Of course, life cannot be business as usual. I learnt that via trial and error. Major life change number one was an operation to install what is charmingly called a Hickman Line. The Hickman line is inserted into a heart vein and hangs from a hole in the chest, where the chemo drugs are injected. This means baths become a contortion act and clothing needs a rethink. Nothing sheer, nothing tight and nothing light-coloured can be worn without telling the world you've got a plastic valve under your left nipple. When I was told chemo would dampen my libido, I didn't believe the doctors. It didn't. But the Hickman makes me feel as sexually attractive as a bowl of cold pasta. You live with it.

Then there is the homework. As well as dressing the Hickman daily, there are three days of steroids after the chemo, a couple of days feeling that morbid flu ache which prevents me leaving the house, and seven days of injecting immune-deficiency drugs into my left thigh. The only way I get through the injections is humming a bit of Billie Holiday as I shoot up before 10am. It's messy, it's nasty but it is all completed by the time my boyfriend gets up for work and that makes me happy.

Having read the chemotherapy handbooks, I am relieved I've been spared some of the more unpleasant side effects. I have not lost a hair on my head after six of the eight chemotherapy courses. I make sure my hair is kept short and neat just in case it does. A subtle Piz Buin fake tan makes me look younger than I have in years. I even dress up as a fashion journalist should for the chemo days. I want to look my best, feel my best and come out of the hospital and get cruised on the Tube. It makes me inwardly and outwardly smile to camouflage cancer.

Yes, personal and work relationships need re-negotiating. I didn't realise my ball-breaking approach to cancer could actually harm those close to me. You can't, as it turns out, tell the world you are fine and then expect best friends, boyfriend and parents to read your mind when you do want support. I had always said I'd whistle if I needed support. So far, nobody has let me down. I push them away when I need to and run to them when I have to.

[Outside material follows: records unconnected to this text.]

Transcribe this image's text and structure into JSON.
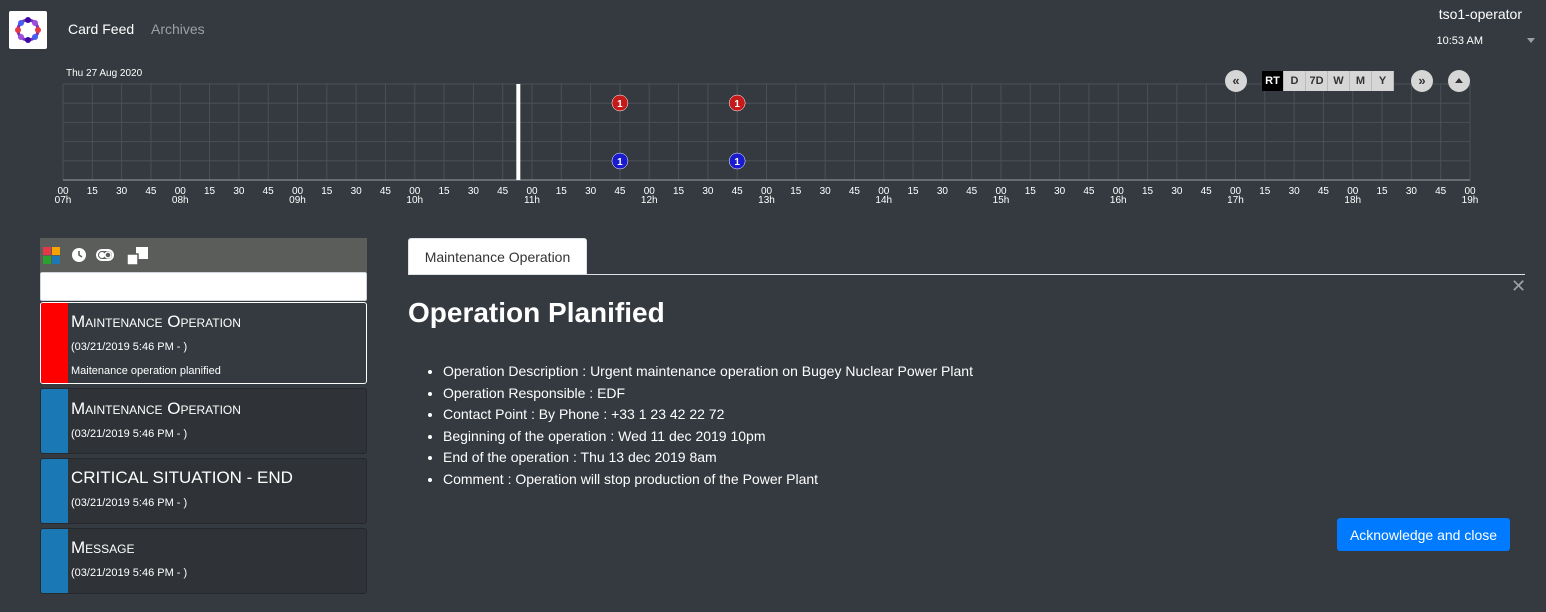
{
  "header": {
    "nav": {
      "card_feed": "Card Feed",
      "archives": "Archives"
    },
    "user": {
      "name": "tso1-operator",
      "time": "10:53 AM"
    }
  },
  "timeline": {
    "date": "Thu 27 Aug 2020",
    "hours": [
      "07h",
      "08h",
      "09h",
      "10h",
      "11h",
      "12h",
      "13h",
      "14h",
      "15h",
      "16h",
      "17h",
      "18h",
      "19h"
    ],
    "minute_labels": [
      "00",
      "15",
      "30",
      "45"
    ],
    "current_time": "10:53",
    "bubbles": [
      {
        "time": "11:45",
        "severity": "alarm",
        "count": "1",
        "color": "#c61a1a"
      },
      {
        "time": "12:45",
        "severity": "alarm",
        "count": "1",
        "color": "#c61a1a"
      },
      {
        "time": "11:45",
        "severity": "information",
        "count": "1",
        "color": "#1a1acf"
      },
      {
        "time": "12:45",
        "severity": "information",
        "count": "1",
        "color": "#1a1acf"
      }
    ],
    "controls": {
      "prev_icon": "double-chevron-left-icon",
      "next_icon": "double-chevron-right-icon",
      "collapse_icon": "caret-up-icon",
      "modes": [
        "RT",
        "D",
        "7D",
        "W",
        "M",
        "Y"
      ],
      "active_mode": "RT"
    }
  },
  "feed": {
    "toolbar_icons": [
      "type-filter-icon",
      "clock-icon",
      "toggle-icon",
      "copy-icon"
    ],
    "search": {
      "value": "",
      "placeholder": ""
    },
    "cards": [
      {
        "title": "Maintenance Operation",
        "date": "(03/21/2019 5:46 PM - )",
        "summary": "Maitenance operation planified",
        "color": "#ff0000",
        "selected": true
      },
      {
        "title": "Maintenance Operation",
        "date": "(03/21/2019 5:46 PM - )",
        "summary": "",
        "color": "#1a78b4",
        "selected": false
      },
      {
        "title": "CRITICAL SITUATION - END",
        "date": "(03/21/2019 5:46 PM - )",
        "summary": "",
        "color": "#1a78b4",
        "selected": false
      },
      {
        "title": "Message",
        "date": "(03/21/2019 5:46 PM - )",
        "summary": "",
        "color": "#1a78b4",
        "selected": false
      }
    ]
  },
  "detail": {
    "tab": "Maintenance Operation",
    "close_icon": "close-icon",
    "title": "Operation Planified",
    "items": [
      "Operation Description : Urgent maintenance operation on Bugey Nuclear Power Plant",
      "Operation Responsible : EDF",
      "Contact Point : By Phone : +33 1 23 42 22 72",
      "Beginning of the operation : Wed 11 dec 2019 10pm",
      "End of the operation : Thu 13 dec 2019 8am",
      "Comment : Operation will stop production of the Power Plant"
    ],
    "ack_label": "Acknowledge and close"
  }
}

It is gratifying to know work has, if anything, accelerated this year. You have no idea the strength I get from beating deadlines and cancer. It gives me a perverse kick that, until now, nobody really was any the wiser. On the three bum days after chemo, I can still work on the laptop but won't go out. Apart from that, life goes on as normal.

Chemotherapy is almost over and has been relatively kind to me. The 80 per cent cure of Hodgkin's gave me encouraging odds from the outset. Clear scan results after my sixth chemotherapy is an encouraging indication of cure. Check-ups will continue for up to 20 years but that only makes me feel I've got someone to watch over me. So, for the present, life is still sweet.


5 Hodgkin's Disease is an uncommon type of malignant lymphoma with peak incidence between ages 15-25.

5 Combination chemotherapy and radiotherapy produce survival rates of 70-90 per cent.

5 The most common symptom is a painless swelling of a lymph node (like the golf-ball-size lump I found in my neck lymph node), plus fevers, drenching night sweats and weight loss.

5 The cause is unknown but there is a documented link with higher social class. None of the more common risk factors - cigarettes, sunbeds, both of which I used liberally - have been linked directly.

Information provided by the Cancer Research Campaign.